By David Chaston
MAF has released its 2010 sheep and beef farm monitoring reports and they include models and commentary for all regions.
Farmers faced with reduced discretionary cash kept a tight rein on living expenses, capital purchases and development, but the national model budget still shows very low profitability for sheep and beef farming.
In fact, farm earnings averaged just NZ$66,587 before tax and before paying for the value of any owner-operator labour. They are forecast to rise to only NZ$72,895 in 2011.
This same monitoring revealed that the average farm is being carried at a gross value of more than $4.7 million, 85% of which is the carrying value of land and buildings.
MAF is budgeting for these values to fall about 7% in 2011.

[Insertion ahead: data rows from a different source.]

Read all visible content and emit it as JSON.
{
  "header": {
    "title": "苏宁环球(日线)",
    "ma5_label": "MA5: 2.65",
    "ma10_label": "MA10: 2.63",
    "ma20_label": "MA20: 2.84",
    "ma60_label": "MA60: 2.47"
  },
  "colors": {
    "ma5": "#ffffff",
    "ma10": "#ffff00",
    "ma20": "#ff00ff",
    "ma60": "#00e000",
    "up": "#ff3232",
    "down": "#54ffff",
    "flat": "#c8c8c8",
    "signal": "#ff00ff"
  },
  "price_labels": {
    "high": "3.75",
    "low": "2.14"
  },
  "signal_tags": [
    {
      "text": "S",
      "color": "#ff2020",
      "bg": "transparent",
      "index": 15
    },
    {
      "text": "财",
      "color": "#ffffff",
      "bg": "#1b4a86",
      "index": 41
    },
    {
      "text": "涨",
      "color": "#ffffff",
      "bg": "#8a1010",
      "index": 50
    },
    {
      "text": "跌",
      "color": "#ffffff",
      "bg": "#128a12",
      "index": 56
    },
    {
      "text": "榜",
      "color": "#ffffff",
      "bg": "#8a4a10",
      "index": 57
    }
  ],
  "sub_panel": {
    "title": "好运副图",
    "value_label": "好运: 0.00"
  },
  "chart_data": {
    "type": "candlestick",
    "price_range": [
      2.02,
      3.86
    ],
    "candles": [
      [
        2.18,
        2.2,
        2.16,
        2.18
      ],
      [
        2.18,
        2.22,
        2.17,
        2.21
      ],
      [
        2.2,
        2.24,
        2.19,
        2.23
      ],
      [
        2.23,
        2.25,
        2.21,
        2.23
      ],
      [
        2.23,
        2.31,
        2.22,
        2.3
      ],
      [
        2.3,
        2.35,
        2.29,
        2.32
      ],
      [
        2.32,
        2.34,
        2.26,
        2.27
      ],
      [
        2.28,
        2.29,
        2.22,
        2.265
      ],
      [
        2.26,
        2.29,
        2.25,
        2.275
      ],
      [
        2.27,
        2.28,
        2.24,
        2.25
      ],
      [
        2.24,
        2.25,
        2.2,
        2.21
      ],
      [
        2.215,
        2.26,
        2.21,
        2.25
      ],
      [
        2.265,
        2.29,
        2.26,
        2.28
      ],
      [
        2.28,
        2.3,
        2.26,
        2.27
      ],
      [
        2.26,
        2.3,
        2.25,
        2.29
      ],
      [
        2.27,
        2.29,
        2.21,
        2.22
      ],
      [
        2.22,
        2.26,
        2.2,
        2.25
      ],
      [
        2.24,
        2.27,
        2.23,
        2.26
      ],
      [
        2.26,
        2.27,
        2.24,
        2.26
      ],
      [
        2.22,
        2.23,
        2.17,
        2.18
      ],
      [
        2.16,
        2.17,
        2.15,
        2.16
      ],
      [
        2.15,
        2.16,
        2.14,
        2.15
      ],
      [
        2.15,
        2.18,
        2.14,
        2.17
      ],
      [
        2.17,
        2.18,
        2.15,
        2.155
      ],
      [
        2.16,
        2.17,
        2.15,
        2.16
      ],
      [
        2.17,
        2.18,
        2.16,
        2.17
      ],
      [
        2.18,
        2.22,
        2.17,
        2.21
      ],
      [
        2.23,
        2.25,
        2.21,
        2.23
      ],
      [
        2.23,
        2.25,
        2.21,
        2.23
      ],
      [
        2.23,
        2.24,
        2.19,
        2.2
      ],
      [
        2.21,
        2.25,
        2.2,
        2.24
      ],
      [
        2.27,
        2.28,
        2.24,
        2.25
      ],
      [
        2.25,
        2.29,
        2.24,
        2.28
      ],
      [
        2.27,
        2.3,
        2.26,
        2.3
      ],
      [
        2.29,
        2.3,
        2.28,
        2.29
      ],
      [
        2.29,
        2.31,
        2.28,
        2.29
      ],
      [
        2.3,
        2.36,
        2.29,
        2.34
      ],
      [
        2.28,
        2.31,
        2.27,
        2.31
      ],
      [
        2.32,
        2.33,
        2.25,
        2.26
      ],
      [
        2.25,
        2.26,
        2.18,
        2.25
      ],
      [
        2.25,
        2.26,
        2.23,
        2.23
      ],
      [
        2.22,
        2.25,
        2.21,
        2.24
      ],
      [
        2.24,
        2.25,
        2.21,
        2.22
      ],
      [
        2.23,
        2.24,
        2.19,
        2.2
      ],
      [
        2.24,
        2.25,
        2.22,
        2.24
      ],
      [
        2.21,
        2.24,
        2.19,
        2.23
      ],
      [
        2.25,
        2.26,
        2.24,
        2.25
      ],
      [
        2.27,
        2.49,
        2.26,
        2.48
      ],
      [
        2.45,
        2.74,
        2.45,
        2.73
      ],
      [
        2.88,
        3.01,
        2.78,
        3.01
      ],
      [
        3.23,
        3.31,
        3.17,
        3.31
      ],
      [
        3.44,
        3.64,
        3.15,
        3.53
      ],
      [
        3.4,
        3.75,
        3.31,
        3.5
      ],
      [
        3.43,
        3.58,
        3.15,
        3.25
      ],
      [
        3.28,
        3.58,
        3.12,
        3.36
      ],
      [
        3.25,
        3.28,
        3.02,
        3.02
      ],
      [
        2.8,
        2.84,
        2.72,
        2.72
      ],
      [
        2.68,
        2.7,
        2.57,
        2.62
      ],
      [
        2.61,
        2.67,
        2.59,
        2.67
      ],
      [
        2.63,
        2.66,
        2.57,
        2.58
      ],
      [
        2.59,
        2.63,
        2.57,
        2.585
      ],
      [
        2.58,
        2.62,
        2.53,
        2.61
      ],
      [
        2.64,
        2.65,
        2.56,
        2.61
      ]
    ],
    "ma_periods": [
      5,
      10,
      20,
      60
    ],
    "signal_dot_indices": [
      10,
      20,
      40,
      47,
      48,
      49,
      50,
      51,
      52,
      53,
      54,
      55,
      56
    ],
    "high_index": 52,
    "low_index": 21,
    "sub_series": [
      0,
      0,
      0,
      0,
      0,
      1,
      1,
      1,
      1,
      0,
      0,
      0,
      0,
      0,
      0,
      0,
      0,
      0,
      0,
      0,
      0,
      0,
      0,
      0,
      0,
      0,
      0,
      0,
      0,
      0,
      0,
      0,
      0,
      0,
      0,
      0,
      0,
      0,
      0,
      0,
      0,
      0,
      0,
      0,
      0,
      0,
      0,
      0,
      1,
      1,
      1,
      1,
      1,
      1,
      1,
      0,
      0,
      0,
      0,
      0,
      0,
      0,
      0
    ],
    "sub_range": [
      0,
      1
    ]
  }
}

It said seasonal conditions dominated the financial performance of the sheep and beef sector in 2009/10. Mild lambing conditions resulted in a record lambing percentage but drought in Northland, Central Otago, North Otago, and South Canterbury reduced production and forced the early sale of stock in these regions.
Despite good demand for lamb the average price fell NZ$8.43 from 2008/09 and this has more than offset the increase in lambing percentage.
Cash operating surplus for the national sheep and beef model fell 12% in 2009/10, or $4.11 per stock unit, as a result of decreased income per stock unit and increased farm working expenses. It is predicted to fall a further 1% in 2010/11.
Dairy grazing makes up an increasing proportion of net cash income in both 2009/10 and 2010/11.
Interest expenses per stock unit have fallen as a result of lower interest rates flowing through to farm mortgages as they are renewed. But interest still takes more than NZ$53,000 per year of farm income on debt of some $680,000. MAF is not expecting any significant ability to pay down these debt levels.
Low interest rates (7.8% on average liabilities) enable the debt to be serviced, but a rise of 2.5% - being the expected flowthrough of an OCR going from 2.5% to 5.0% in 2011 - could pose some serious strain on farm viability. Based on the MAF model for 2011, interest payments could rise by another NZ$17,000 per year, wiping out the expected farm surplus for re-investment, and reducing earnings before taxes to closer to NZ$55,000 per year per farm.
This monitoring shows that sheep and beef farms are not highly geared - liabilities represent only 20% of total asset values - but the very low profitability throws the recorded land values into serious question.
Assuming* such farms are currently earning only one third their proper level, and assuming* a fair return on the assets employed for a business like this should be at least 15% after tax, land values may be being carried at vastly overstated levels. To achieve that 15% return, land values for NZ$3.8 million would need to be written down by NZ$3.3 million or 87% to just NZ$0.5 million.
The long term inability of sheep and beef farms to earn an average return reinforces the view that such farms are being operated for their capital gain potential.
But the prospect for these continuing must be under severe question. Not only are buyers unwilling to play that game, the potential for limits on foreigners to become buyers undercuts the market, and banks have shown a sudden unwillingness to fund highly leveraged purchases.
Land carrying values are totally unrealistic in this MAF monitoring. The industry faces the risk of a major financial shock. These carrying values have all the hallmarks of an "extend-and-pretend" blindness by an entire industry, its bankers, and its regulator.
* These are our arbitary assumptions. Earnings are way too low when the business income barely covers a 'proper wage' for the working farmer. If farming should be a business (and the IRD assumes it is), over the medium term it should earn a normal business return.
Exactly what that is will be up for debate, but given the risks and effort required to earn a return in farming, 15% after tax seems hardly excessive.
Lifestyle goals in farming may be a valid additional benefit, but if that is the basis for tolerating current returns, then New Zealand sheep and beef farmers may better be described as a 'gentrified peasantry'.